Commonwealth Press donated 100% of proceeds of Bernie chair yard signs in homage to Sanders' own philanthropy | News | Pittsburgh | Pittsburgh City Paper

Commonwealth Press donated 100% of proceeds of Bernie chair yard signs in homage to Sanders' own philanthropy

click to enlarge Commonwealth Press donated 100% of proceeds of Bernie chair yard signs in homage to Sanders' own philanthropy (2)
Photo: Commonwealth Press
Bernie chair yard sign
When Sen. Bernie Sanders was spotted sitting in a chair, arms folded with his iconic mittens during the presidential inauguration, his image quickly went viral and became a universally loved meme. Pittsburgh joined in on the fun too and created scores of yinzer-specific Bernie memes.

The Sanders campaign itself even took part, and made merchandise like sweaters and shirts, and then donated $1.8 million in proceeds to Vermont charities.

Local print shop Commonwealth Press created a life-size yard sign of the progressive senator sitting in his inauguration pose. The shop didn’t really intend to sell many of them, with a tongue-in-cheek post discouraging people from buying them, but the print shop sold a lot of signs anyway, and like Sanders, donated 100% of the proceeds to two Pittsburgh charities.
Before making the yard signs, Dan Rugh of Commonwealth Press says the shop received many requests for t-shirts and other merchandise, but they were a bit reluctant to have the shop hop on the trend.
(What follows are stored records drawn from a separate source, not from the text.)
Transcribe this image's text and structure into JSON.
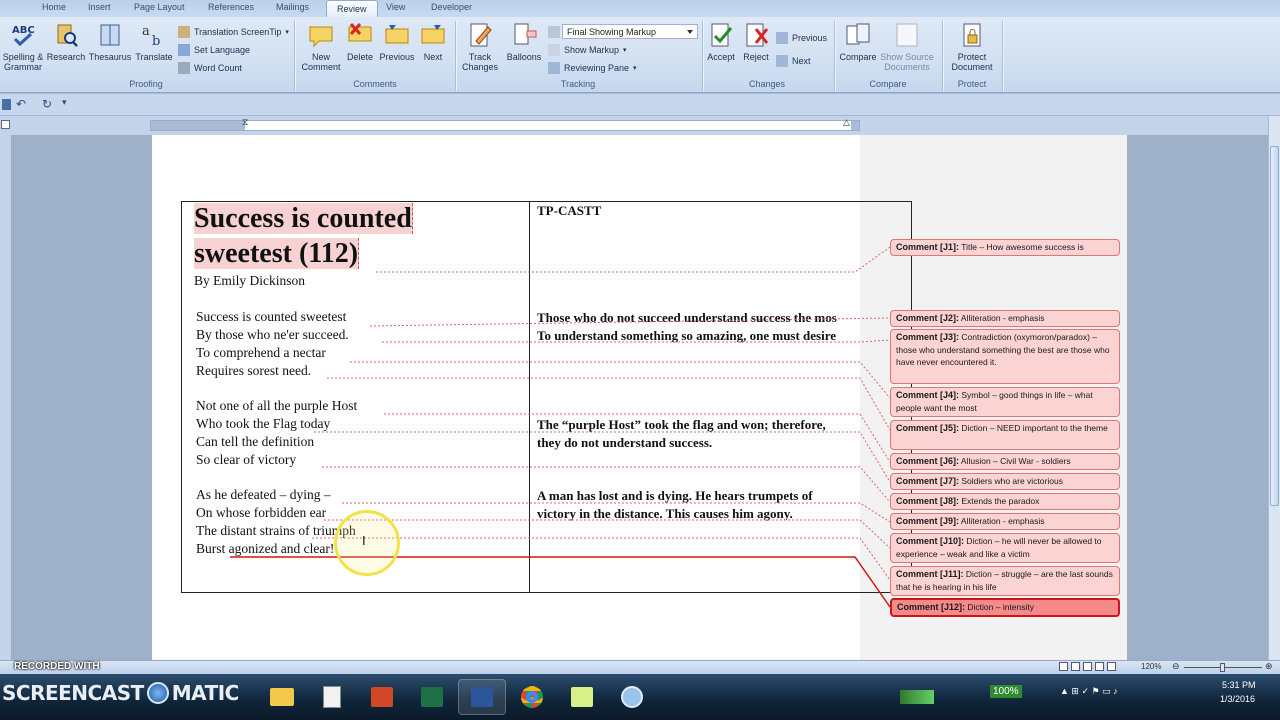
{
  "ribbon": {
    "tabs": [
      "Home",
      "Insert",
      "Page Layout",
      "References",
      "Mailings",
      "Review",
      "View",
      "Developer"
    ],
    "active_tab": "Review",
    "proofing": {
      "spelling_grammar": "Spelling & Grammar",
      "research": "Research",
      "thesaurus": "Thesaurus",
      "translate": "Translate",
      "translation_screentip": "Translation ScreenTip",
      "set_language": "Set Language",
      "word_count": "Word Count",
      "label": "Proofing"
    },
    "comments": {
      "new_comment": "New Comment",
      "delete": "Delete",
      "previous": "Previous",
      "next": "Next",
      "label": "Comments"
    },
    "tracking": {
      "track_changes": "Track Changes",
      "balloons": "Balloons",
      "display": "Final Showing Markup",
      "show_markup": "Show Markup",
      "reviewing_pane": "Reviewing Pane",
      "label": "Tracking"
    },
    "changes": {
      "accept": "Accept",
      "reject": "Reject",
      "previous": "Previous",
      "next": "Next",
      "label": "Changes"
    },
    "compare": {
      "compare": "Compare",
      "show_source": "Show Source Documents",
      "label": "Compare"
    },
    "protect": {
      "protect_document": "Protect Document",
      "label": "Protect"
    }
  },
  "document": {
    "title_line1": "Success is counted",
    "title_line2": "sweetest (112)",
    "author": "By Emily Dickinson",
    "right_header": "TP-CASTT",
    "stanzas": [
      [
        "Success is counted sweetest",
        "By those who ne'er succeed.",
        "To comprehend a nectar",
        "Requires sorest need."
      ],
      [
        "Not one of all the purple Host",
        "Who took the Flag today",
        "Can tell the definition",
        "So clear of victory"
      ],
      [
        "As he defeated – dying –",
        "On whose forbidden ear",
        "The distant strains of triumph",
        "Burst agonized and clear!"
      ]
    ],
    "analysis": [
      [
        "Those who do not succeed  understand success  the mos",
        "To understand something so amazing, one must desire"
      ],
      [
        "The “purple Host” took the flag and won; therefore,",
        "they do not understand success."
      ],
      [
        "A man has lost and is dying. He hears trumpets of",
        "victory in the distance.  This causes him agony."
      ]
    ]
  },
  "comments": [
    {
      "id": "Comment [J1]:",
      "text": "Title – How awesome success is"
    },
    {
      "id": "Comment [J2]:",
      "text": "Alliteration - emphasis"
    },
    {
      "id": "Comment [J3]:",
      "text": "Contradiction (oxymoron/paradox) – those who understand something the best are those who have never encountered it."
    },
    {
      "id": "Comment [J4]:",
      "text": "Symbol – good things in life – what people want the most"
    },
    {
      "id": "Comment [J5]:",
      "text": "Diction – NEED important to the theme"
    },
    {
      "id": "Comment [J6]:",
      "text": "Allusion – Civil War - soldiers"
    },
    {
      "id": "Comment [J7]:",
      "text": "Soldiers who are victorious"
    },
    {
      "id": "Comment [J8]:",
      "text": "Extends the paradox"
    },
    {
      "id": "Comment [J9]:",
      "text": "Alliteration - emphasis"
    },
    {
      "id": "Comment [J10]:",
      "text": "Diction – he will never be allowed to experience – weak and like a victim"
    },
    {
      "id": "Comment [J11]:",
      "text": "Diction – struggle – are the last sounds that he is hearing in his life"
    },
    {
      "id": "Comment [J12]:",
      "text": "Diction – intensity"
    }
  ],
  "status_bar": {
    "zoom": "120%"
  },
  "taskbar": {
    "brand": "SCREENCAST",
    "brand2": "MATIC",
    "recorded": "RECORDED WITH",
    "battery": "100%",
    "time": "5:31 PM",
    "date": "1/3/2016"
  }
}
Then Commonwealth Press decided that a yard sign would be funny and in good spirit.

“We put it in the yard, just to be funny,” says Rugh. “First words of our post were like ‘do not buy this,’ but people were really interested in them. We let it run for a bit.”

It ran, and Rugh says they were happy to go a long for a while, printing and creating Bernie signs for people. After a week, Commonwealth Press announced on social media that the shop had donated all of the proceeds from the sign sales to local youth development group Shadow Student Athletes and the Brashear Association's food pantry.

Rugh says the charities were in homage to Sanders’ decision to donate to charities in his home state, like food banks and other groups. Commonwealth Press has struggled during the pandemic (the print shop had to close down their Bloomfield storefront last year), but Rugh says the decision to donate the proceeds was an easy one. He says he didn’t want to come off as opportunistic in capitalizing on the Bernie meme trend.

“I was just trying to be funny and lighthearted,” says Rugh. “I didn’t want to look like it was trying to exploit something. If it goes to a good cause, that is the goal.”

Rugh wouldn’t say how many signs they sold, but said they were able to donate funds with “a couple zeros” to the Pittsburgh charities. When asked what he would want Sanders to take away from Commonwealth Press’ signs and donations, Rugh says he would want Sanders to know the shop is trying to follow his good example. And of course remind him that Commonwealth Press is a strong supporter of labor unions, and is the only unionized all-encompassing print, design, and screening shop in the city of Pittsburgh.

“I would just be proud to tell him that we followed in his footsteps,” says Rugh. “And showed that these efforts can be done in good faith. And that we are the only union print shop in the region. I would want him to know that is important to us.”